Ludovic Morlot, the incisive thirty-six-year-old French conductor who has made several notable appearances with the New York Philharmonic in the past four years, will be the next music director of the Seattle Symphony, according to an announcement that came over the wires a few minutes ago. A generational turnover at American orchestras continues: two weeks ago, the thirty-five-year-old Yannick Nézet-Séguin was chosen to take the reins of the Philadelphia Orchestra. Both appointments seem sound choices for ensembles that have gone through lean years: Seattle has long been treading water under the artistically uneven Gerard Schwarz, while the fabulous Philadelphians have experienced a well-publicized bout of financial, administrative, and artistic turmoil.

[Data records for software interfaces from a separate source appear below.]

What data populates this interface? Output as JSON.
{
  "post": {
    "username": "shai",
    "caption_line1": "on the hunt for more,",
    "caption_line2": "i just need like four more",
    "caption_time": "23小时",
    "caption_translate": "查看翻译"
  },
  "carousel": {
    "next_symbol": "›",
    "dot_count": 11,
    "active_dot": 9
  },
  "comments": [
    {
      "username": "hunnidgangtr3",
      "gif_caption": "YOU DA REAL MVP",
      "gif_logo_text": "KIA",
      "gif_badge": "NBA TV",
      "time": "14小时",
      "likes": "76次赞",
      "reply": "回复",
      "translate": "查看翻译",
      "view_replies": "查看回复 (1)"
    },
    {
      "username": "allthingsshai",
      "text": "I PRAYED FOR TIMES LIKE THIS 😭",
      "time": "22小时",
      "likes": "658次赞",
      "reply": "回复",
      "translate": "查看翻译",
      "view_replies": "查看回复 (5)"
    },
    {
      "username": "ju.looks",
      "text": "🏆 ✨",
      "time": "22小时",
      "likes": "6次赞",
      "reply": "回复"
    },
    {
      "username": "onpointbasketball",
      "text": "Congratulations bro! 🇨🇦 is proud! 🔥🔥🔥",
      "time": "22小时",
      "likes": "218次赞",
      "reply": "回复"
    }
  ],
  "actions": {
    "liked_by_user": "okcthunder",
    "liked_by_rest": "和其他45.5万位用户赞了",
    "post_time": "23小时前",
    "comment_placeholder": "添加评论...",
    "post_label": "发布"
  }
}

If Nézet-Séguin has the edge in charisma, Morlot seems livelier in his tastes, having delivered lucid, vivid accounts of dense modern scores such as Tristan Murail's Gondwana. At Mostly Mozart this summer he will lead the International Contemporary Ensemble in a program of Purcell, Bach, Benjamin, Birtwistle, and Lachenmann; at Tanglewood he'll conduct Golijov's Three Songs. Seattle, no less than Los Angeles or New York, has a huge potential audience for adventurous programming — Morlot's task is to make the connection.
Photo: Jean Radel